Led by Col. Robin Olds, OPERATION BOLO used a brilliant deception tactic that destroyed half of the North Vietnamese MiG-21 fighter force, with no USAF losses.

In late 1966, the USAF was not permitted to bomb North Vietnamese airfields and could only destroy enemy fighters in the air. Complicating the problem, enemy MiGs focused on bomb-laden F-105s and only initiated combat when they had a clear advantage. Col. Robin Olds, 8th Tactical Fighter Wing (TFW) commander, and the wing's tactics officer, Capt.
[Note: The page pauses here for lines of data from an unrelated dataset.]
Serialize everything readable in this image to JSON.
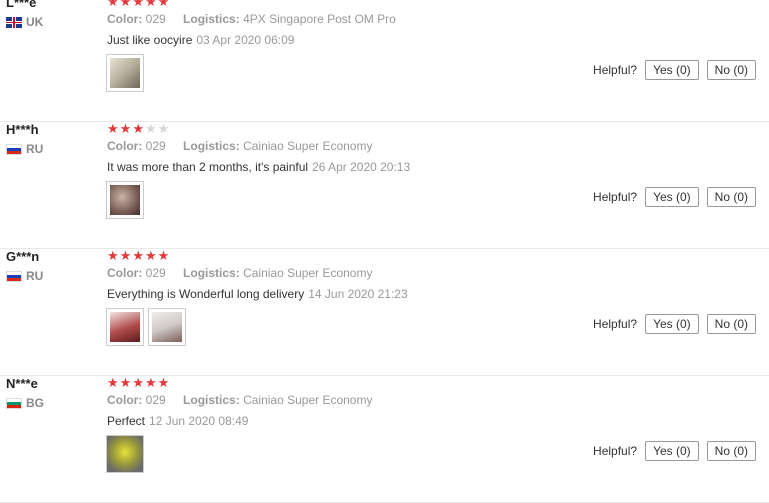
{
  "labels": {
    "color": "Color:",
    "logistics": "Logistics:",
    "helpful": "Helpful?",
    "yes": "Yes (0)",
    "no": "No (0)"
  },
  "colors": {
    "star_on": "#e4393c",
    "star_off": "#d6d6d6"
  },
  "reviews": [
    {
      "user": "L***e",
      "country": "UK",
      "flag": "uk-flag-icon",
      "rating": 5,
      "color": "029",
      "logistics": "4PX Singapore Post OM Pro",
      "text": "Just like oocyire",
      "date": "03 Apr 2020 06:09",
      "photos": 1
    },
    {
      "user": "H***h",
      "country": "RU",
      "flag": "ru-flag-icon",
      "rating": 3,
      "color": "029",
      "logistics": "Cainiao Super Economy",
      "text": "It was more than 2 months, it's painful",
      "date": "26 Apr 2020 20:13",
      "photos": 1
    },
    {
      "user": "G***n",
      "country": "RU",
      "flag": "ru-flag-icon",
      "rating": 5,
      "color": "029",
      "logistics": "Cainiao Super Economy",
      "text": "Everything is Wonderful long delivery",
      "date": "14 Jun 2020 21:23",
      "photos": 2
    },
    {
      "user": "N***e",
      "country": "BG",
      "flag": "bg-flag-icon",
      "rating": 5,
      "color": "029",
      "logistics": "Cainiao Super Economy",
      "text": "Perfect",
      "date": "12 Jun 2020 08:49",
      "photos": 1
    }
  ]
}
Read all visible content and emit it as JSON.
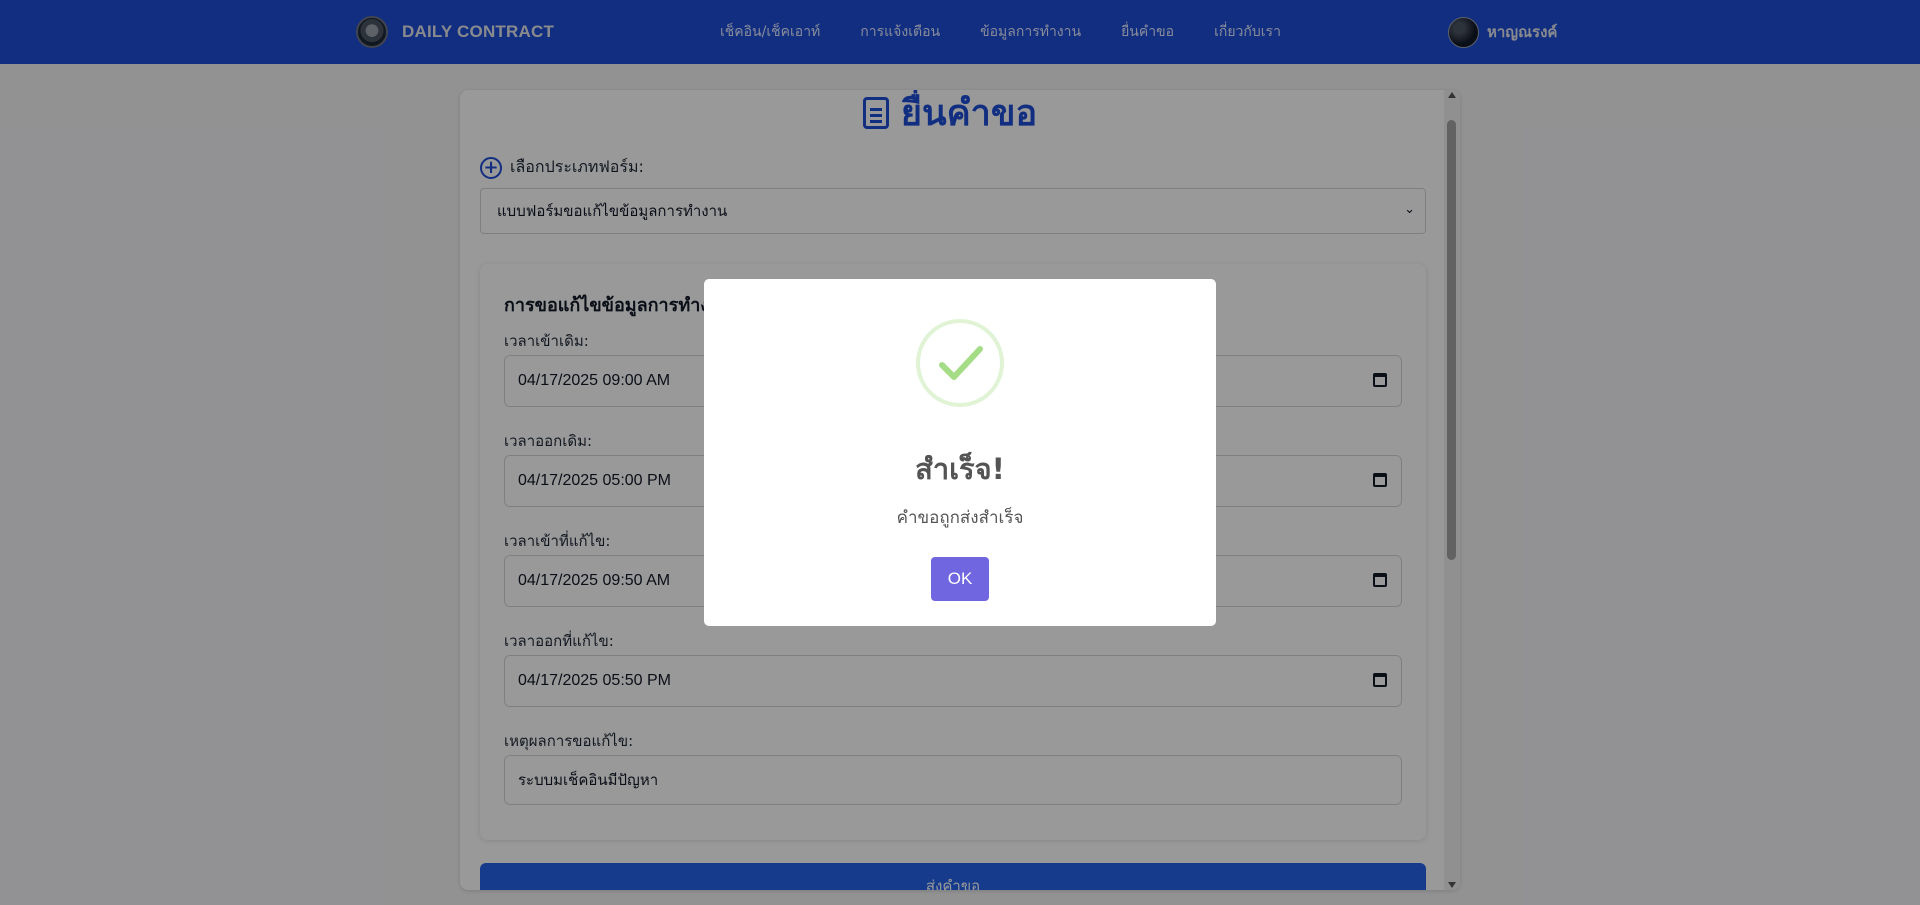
{
  "navbar": {
    "brand": "DAILY CONTRACT",
    "links": [
      "เช็คอิน/เช็คเอาท์",
      "การแจ้งเตือน",
      "ข้อมูลการทำงาน",
      "ยื่นคำขอ",
      "เกี่ยวกับเรา"
    ],
    "user_name": "หาญณรงค์"
  },
  "page": {
    "title": "ยื่นคำขอ",
    "form_type_label": "เลือกประเภทฟอร์ม:",
    "form_type_selected": "แบบฟอร์มขอแก้ไขข้อมูลการทำงาน",
    "subform_title": "การขอแก้ไขข้อมูลการทำงาน",
    "fields": [
      {
        "label": "เวลาเข้าเดิม:",
        "value": "04/17/2025 09:00 AM"
      },
      {
        "label": "เวลาออกเดิม:",
        "value": "04/17/2025 05:00 PM"
      },
      {
        "label": "เวลาเข้าที่แก้ไข:",
        "value": "04/17/2025 09:50 AM"
      },
      {
        "label": "เวลาออกที่แก้ไข:",
        "value": "04/17/2025 05:50 PM"
      }
    ],
    "reason_label": "เหตุผลการขอแก้ไข:",
    "reason_value": "ระบบมเช็คอินมีปัญหา",
    "submit_label": "ส่งคำขอ"
  },
  "modal": {
    "title": "สำเร็จ!",
    "text": "คำขอถูกส่งสำเร็จ",
    "ok_label": "OK",
    "icon": "success-check-icon"
  },
  "colors": {
    "navbar": "#1d4ed8",
    "accent": "#2563eb",
    "ok_button": "#7066e0",
    "success": "#a5dc86"
  }
}
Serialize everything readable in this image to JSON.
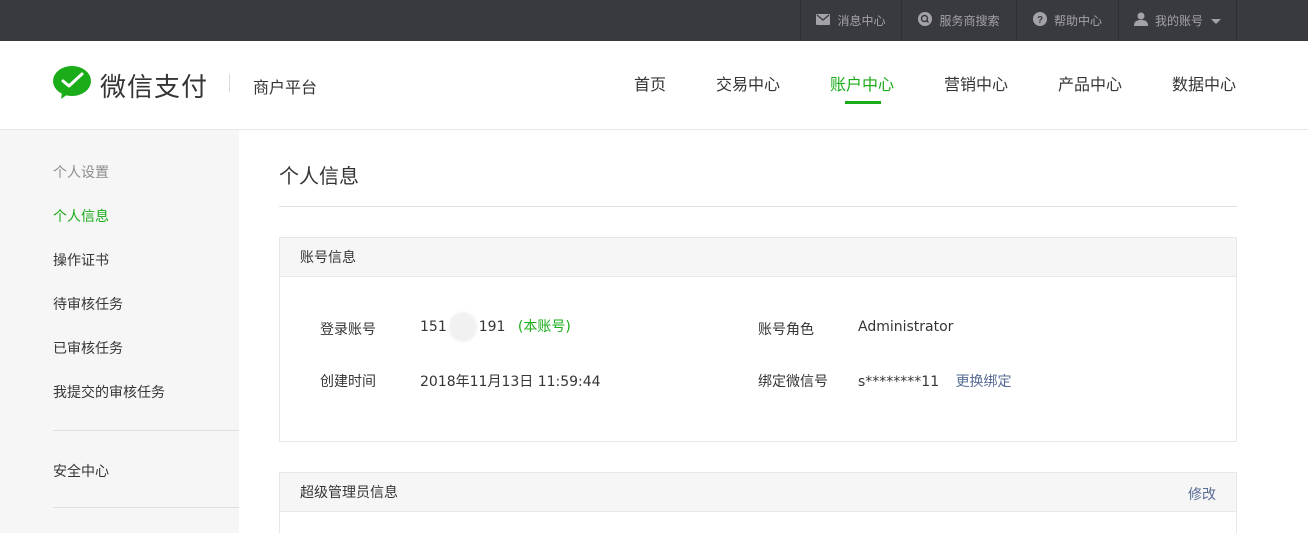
{
  "topbar": {
    "messages": "消息中心",
    "provider_search": "服务商搜索",
    "help": "帮助中心",
    "account": "我的账号"
  },
  "header": {
    "brand": "微信支付",
    "subtitle": "商户平台",
    "nav": [
      "首页",
      "交易中心",
      "账户中心",
      "营销中心",
      "产品中心",
      "数据中心"
    ],
    "active_nav": "账户中心"
  },
  "sidebar": {
    "group_title": "个人设置",
    "items": [
      "个人信息",
      "操作证书",
      "待审核任务",
      "已审核任务",
      "我提交的审核任务"
    ],
    "security": "安全中心"
  },
  "main": {
    "title": "个人信息",
    "account_panel": {
      "title": "账号信息",
      "login_label": "登录账号",
      "login_prefix": "151",
      "login_suffix": "191",
      "login_tag": "(本账号)",
      "role_label": "账号角色",
      "role_value": "Administrator",
      "created_label": "创建时间",
      "created_value": "2018年11月13日 11:59:44",
      "wechat_label": "绑定微信号",
      "wechat_value": "s********11",
      "rebind": "更换绑定"
    },
    "admin_panel": {
      "title": "超级管理员信息",
      "edit": "修改"
    }
  },
  "colors": {
    "accent": "#1aad19",
    "link": "#576b95",
    "topbar": "#393a3f"
  }
}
John "J.B." Stone, devised a masterful plan to lure and trap North Vietnamese MiG-21s by mimicking an F-105 bombing formation.

On Jan. 2, 1967, 8th TFW F-4s entered North Vietnam from the west using the same route, altitude, and formation as an F-105 bomb strike. They also carried and operated electronic jamming pods used by F-105s. The North Vietnamese took the bait, and the MiGs came up to intercept what they thought was an F-105 strike. At the same time, 366th TFW F-4s came into North Vietnam from the east to block the MiGs' escape to China and to orbit their bases, preventing the MiGs from landing.

Despite some problems caused by the overcast weather, OPERATION BOLO was triumphantly successful. During the 12-minute engagement, seven North Vietnamese MiG-21s -- about half of their operational force -- were shot down with no USAF losses. Four days later, another ruse, this time mimicking an F-4 reconnaissance flight, shot down two more MiG-21s. These crippling losses greatly reduced MiG activity for several months.

Early F-4s in Southeast Asia were painted gray, but by 1966, they were camouflaged like the Phantom at the bottom of the photograph. (U.S. Air Force photo)

USAF F-4s flown during ROLLING THUNDER did not have an internal gun to use when missiles failed. Although some F-4s carried external gun pods, it was not until the F-4E arrived in late 1968 that USAF Phantoms finally had an internal gun. Lastly, USAF pilots had to combat MiGs, SAMs and AAA over hostile North Vietnam, and if shot down, they were not always rescued.

Even so, enemy MiGs failed in their primary mission to stop US air attacks over North Vietnam during OPERATION ROLLING THUNDER. In fact, the VPAF fighter force sometimes retreated to China and stood down from combat operations due to heavy losses suffered at the hands of American fighter crews.

MiG pilots did little better in December 1972 -- by the end of OPERATION LINEBACKER II, USAF B-52s and tactical aircraft hit targets at will, forcing the North Vietnamese to sign a peace treaty. At the end of the Southeast Asia War in 1973, the VPAF had lost nearly 150 MiGs in combat to USAF fighter crews, while the USAF lost about 70 aircraft (of all types) to MiGs.

The nickname of the 8th Tactical Fighter Wing -- the “Wolfpack” -- fit Robin Olds’ aggressive style. Pictured here are revetments and F-4s of the 8th TFW at Ubon, Thailand

Col. Robin Olds painting a victory star on the F-4 he was flying on May 4, 1967, when he shot down a MiG-21

Col. Vermont Garrison was the 8th Tactical Fighter Wing's able and highly-experienced vice commander. Nicknamed “Pappy,” he was an ace in World War II and a double ace in the Korean War. Robin Olds described Garrison as “a wise old sage.”

Col. Robin Olds (right) had a long and close friendship with Col. Chappie James, who became the 8th Tactical Fighter Wing vice commander after Col. Vermont Garrison. James, a former Tuskegee Airman, later became the USAF’s first African-American four-star general.

Robin Olds with the P-51D "Sharp Shooter" at the U.S. Air Force Museum.





North Vietnamese Air Force MiG-17 pilots walk by their aircraft. (U.S. Air Force photo)


The VPAF was equipped with a small number of the MiG-19 fighters. Pictured here are MiG-19 pilots discussing tactics on their flightline. (U.S. Air Force photo)

VPAF MiG-21 deploying its braking chute while landing after a mission. (U.S. Air Force photo)